(Element data from apps and pages)
::::::::

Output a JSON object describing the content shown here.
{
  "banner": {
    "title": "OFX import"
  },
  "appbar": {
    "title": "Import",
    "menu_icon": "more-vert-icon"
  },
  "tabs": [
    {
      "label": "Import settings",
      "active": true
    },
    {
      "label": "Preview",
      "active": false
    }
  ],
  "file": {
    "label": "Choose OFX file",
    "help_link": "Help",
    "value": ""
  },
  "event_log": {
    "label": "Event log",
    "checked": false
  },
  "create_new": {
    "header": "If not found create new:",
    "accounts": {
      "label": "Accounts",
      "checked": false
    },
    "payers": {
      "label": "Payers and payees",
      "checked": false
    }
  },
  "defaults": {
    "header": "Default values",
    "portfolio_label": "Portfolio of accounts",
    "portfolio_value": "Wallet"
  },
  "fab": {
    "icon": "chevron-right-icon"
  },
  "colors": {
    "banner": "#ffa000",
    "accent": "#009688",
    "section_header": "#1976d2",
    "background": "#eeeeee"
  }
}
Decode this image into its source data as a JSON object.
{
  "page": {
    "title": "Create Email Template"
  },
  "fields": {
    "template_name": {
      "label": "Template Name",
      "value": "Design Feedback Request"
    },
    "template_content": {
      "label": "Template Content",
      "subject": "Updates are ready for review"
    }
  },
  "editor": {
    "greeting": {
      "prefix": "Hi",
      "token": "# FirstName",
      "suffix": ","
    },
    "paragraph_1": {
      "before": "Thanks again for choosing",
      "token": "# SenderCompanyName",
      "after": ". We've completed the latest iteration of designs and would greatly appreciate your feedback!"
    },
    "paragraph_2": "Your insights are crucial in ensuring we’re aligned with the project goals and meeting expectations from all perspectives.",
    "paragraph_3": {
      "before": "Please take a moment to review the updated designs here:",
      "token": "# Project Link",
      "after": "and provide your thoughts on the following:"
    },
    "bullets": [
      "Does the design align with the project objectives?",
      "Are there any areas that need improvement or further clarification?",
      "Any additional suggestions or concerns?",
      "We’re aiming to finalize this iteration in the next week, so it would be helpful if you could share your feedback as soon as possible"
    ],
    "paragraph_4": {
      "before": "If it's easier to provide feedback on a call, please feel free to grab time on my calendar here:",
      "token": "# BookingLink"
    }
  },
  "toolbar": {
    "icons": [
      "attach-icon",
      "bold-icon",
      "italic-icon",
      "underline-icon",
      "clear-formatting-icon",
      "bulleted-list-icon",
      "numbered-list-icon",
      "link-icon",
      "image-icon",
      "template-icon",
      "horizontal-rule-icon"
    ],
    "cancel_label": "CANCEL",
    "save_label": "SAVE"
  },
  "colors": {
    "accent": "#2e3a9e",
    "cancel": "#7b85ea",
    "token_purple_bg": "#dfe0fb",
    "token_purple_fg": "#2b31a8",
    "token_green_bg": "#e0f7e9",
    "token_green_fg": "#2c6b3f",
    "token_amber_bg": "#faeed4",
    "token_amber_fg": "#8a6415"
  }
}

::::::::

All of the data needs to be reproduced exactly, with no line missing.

__EXERCISE ANSWER__:
Output a JSON object describing the content shown here.
{
  "banner": {
    "title": "OFX import"
  },
  "appbar": {
    "title": "Import",
    "menu_icon": "more-vert-icon"
  },
  "tabs": [
    {
      "label": "Import settings",
      "active": true
    },
    {
      "label": "Preview",
      "active": false
    }
  ],
  "file": {
    "label": "Choose OFX file",
    "help_link": "Help",
    "value": ""
  },
  "event_log": {
    "label": "Event log",
    "checked": false
  },
  "create_new": {
    "header": "If not found create new:",
    "accounts": {
      "label": "Accounts",
      "checked": false
    },
    "payers": {
      "label": "Payers and payees",
      "checked": false
    }
  },
  "defaults": {
    "header": "Default values",
    "portfolio_label": "Portfolio of accounts",
    "portfolio_value": "Wallet"
  },
  "fab": {
    "icon": "chevron-right-icon"
  },
  "colors": {
    "banner": "#ffa000",
    "accent": "#009688",
    "section_header": "#1976d2",
    "background": "#eeeeee"
  }
}
Decode this image into its source data as a JSON object.
{
  "page": {
    "title": "Create Email Template"
  },
  "fields": {
    "template_name": {
      "label": "Template Name",
      "value": "Design Feedback Request"
    },
    "template_content": {
      "label": "Template Content",
      "subject": "Updates are ready for review"
    }
  },
  "editor": {
    "greeting": {
      "prefix": "Hi",
      "token": "# FirstName",
      "suffix": ","
    },
    "paragraph_1": {
      "before": "Thanks again for choosing",
      "token": "# SenderCompanyName",
      "after": ". We've completed the latest iteration of designs and would greatly appreciate your feedback!"
    },
    "paragraph_2": "Your insights are crucial in ensuring we’re aligned with the project goals and meeting expectations from all perspectives.",
    "paragraph_3": {
      "before": "Please take a moment to review the updated designs here:",
      "token": "# Project Link",
      "after": "and provide your thoughts on the following:"
    },
    "bullets": [
      "Does the design align with the project objectives?",
      "Are there any areas that need improvement or further clarification?",
      "Any additional suggestions or concerns?",
      "We’re aiming to finalize this iteration in the next week, so it would be helpful if you could share your feedback as soon as possible"
    ],
    "paragraph_4": {
      "before": "If it's easier to provide feedback on a call, please feel free to grab time on my calendar here:",
      "token": "# BookingLink"
    }
  },
  "toolbar": {
    "icons": [
      "attach-icon",
      "bold-icon",
      "italic-icon",
      "underline-icon",
      "clear-formatting-icon",
      "bulleted-list-icon",
      "numbered-list-icon",
      "link-icon",
      "image-icon",
      "template-icon",
      "horizontal-rule-icon"
    ],
    "cancel_label": "CANCEL",
    "save_label": "SAVE"
  },
  "colors": {
    "accent": "#2e3a9e",
    "cancel": "#7b85ea",
    "token_purple_bg": "#dfe0fb",
    "token_purple_fg": "#2b31a8",
    "token_green_bg": "#e0f7e9",
    "token_green_fg": "#2c6b3f",
    "token_amber_bg": "#faeed4",
    "token_amber_fg": "#8a6415"
  }
}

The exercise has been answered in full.